Ascent: Unmanned Aircraft Prepare to Fly High
Drones, called “UAVs” (unmanned aerial vehicles) by large companies and industry groups or UAS (unmanned aircraft systems) by the Federal Aviation Administration, will be an $89 billion business worldwide in the next decade, according to Wall Street analysts.
Progress is slow, however, because the FAA is still in the process of creating the regulations and guidelines necessary for entry into “integrated airspace.” Currently commercial and revenue-generating UAV flights are narrowly restricted to flights for research and development. Congress passed a law in 2012 that sets 2015 as the deadline to establish how UAV flights and conventional airplanes will someday share the air.
The new flying machines range in size from a hand-held unit to that of a small car. They also differ in budget ranging from a few dollars to multi-million dollar military or government surveillance drones approved for defense, border patrol or homeland security use.
The Department of Defense uses the term “Unmanned Aircraft Systems” (UAS) to describe its unmanned flight equipment; the term “drone” is used more accurately to describe “targets,” explains Stan VanderWerf, entrepreneurial engineer and former executive director for Colorado’s UAS team, (now called Rocky Mountain UAS). Unlike a costly Predator that patrols remote sections of Afghanistan in search of Al Qaeda, UAS are being tested for agriculture, environmental and weather monitoring as well as for use by energy companies, municipalities and Hollywood filmmakers.

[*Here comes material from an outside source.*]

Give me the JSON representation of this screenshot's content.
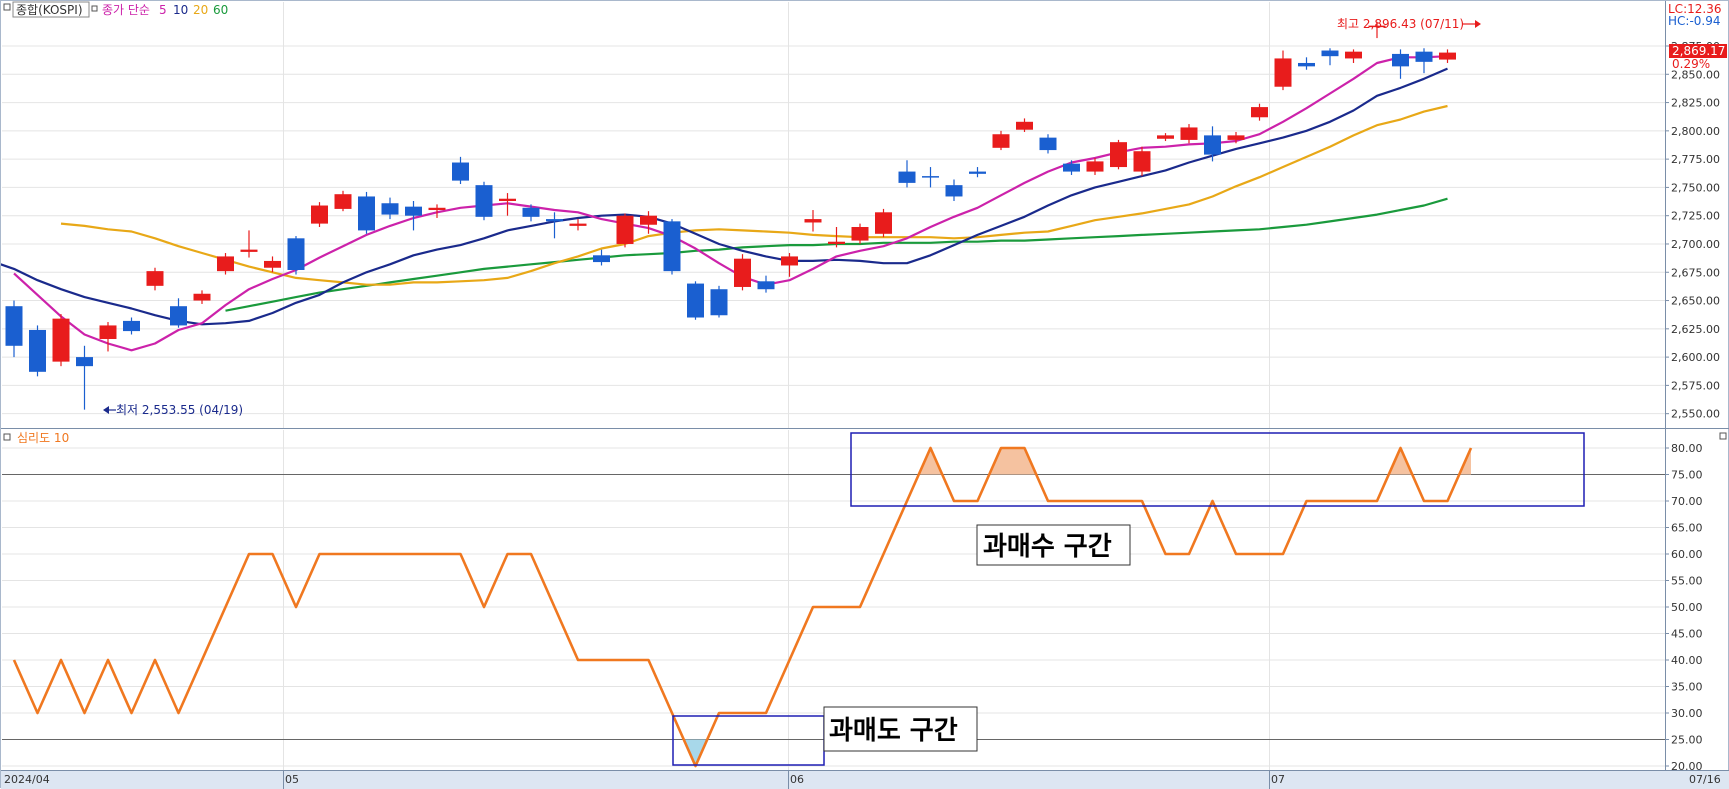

The popularity of remote- controlled flight comes as no surprise to VanderWerf who sees plenty of energy-efficient applications on the horizon. Non-defense unmanned aircraft usually have a wingspan of six to eight feet. Many are smaller – the size of a remote-controlled toy – and lightweight.
They are usually battery-powered or use little fuel, making them economical to operate.
A helicopter costs about $700 per hour to operate; a UAV will fly for five dollars or less. That low cost combined with the ability to carry payloads like cameras, heat sensors, air quality monitors and more make it an attractive tool.
Among those already using test equipment are fire, police, universities, mining officials and others who monitor dangerous environmental conditions. The University of Colorado has flown UAS for weather research for more than a decade.
During last summer’s Black Forest fire, firefighters experimented with heat sensor-equipped UAS mounted on an airplane. Once the blaze was extinguished, a sensor was sent in to monitor hot spots. When an underground fire was identified, a team was sent in to put it out, averting a reinitiated fire.
“By sending in UAS sensors, no one was put in harm’s way,” VanderWerf says.
On a macro level, energy giants like BP have experimented with unmanned aircraft since 2006. UAVs have been used to check more than 300,000 miles of the company’s natural gas pipeline. They also serve as a valuable environmental tool -- monitoring the movement of marine mammals in the Alaskan seas near BP’s offshore drilling operation.
The low cost to fly commercial or industrial UAVs is a powerful driver.
Industry experts estimate a small, unmanned vehicle fitted with a heat-sensing camera for pipeline monitoring may cost as little as $20,000. In contrast, a helicopter sent to monitor an oil pipeline costs about $3,000 per hour.
David Quinones, CEO of New York-based SkyCamUSA heads an aerial photography and video production company specializing in close-range aerial media. His customers range from Sony Pictures, NBC and the National Geographic Channel to real estate’s ReMax and Century 21, Napa Valley vineyards and universities including Princeton, Johns Hopkins and Baylor.
The company’s fleet of multicopters meets FAA regulations by suspending remotely-controlled video camera units from a line. They fly vertically and quiet, using six or eight electric motors. He looks forward to using commercial UAS aircraft in the future.
One major problem, Quinones says, is that small drones need to be able to detect other aircraft and maneuver out-of-the-way by themselves. Smaller unmanned equipment may also not be detected on radar by commercial airliners.
“This is something that we need to really work on,” he points out, adding that integration may take several phases.
So while commercial users including Amazon.com and national pizza delivery chains must wait for an FAA-approved certification process before launching new applications, UAS enthusiasts are content with their approved 400-foot airspace ceiling. Hobbyists who own military-style UVAs have begun attending “Fight Club”-like meet-ups in the Bay Area. They enjoy pitting the amateur flying machines against each other in dogfights and races.
Even in Deer Trail, Colorado - where residents may apply for “drone hunting licenses” - there’s a marketing opportunity, says VanderWerf.
“Instead of using clay pigeons for skeet or target shooting, you can substitute them with UASs that fly in the air like birds – making it more of a sport.”
Entrepreneurial opportunities in the UAS industry appear endless. Amazon.com’s CEO Jeff Bezos has announced his company plans to use unmanned “octocopters” to deliver customer orders – and he’s not alone.
Here in Colorado Springs Stan VanderWerf has launched his own start-up using 3-D printers. “I’m already working on building UAV component prototypes with 3-D technology. It’s an exciting market,” he says.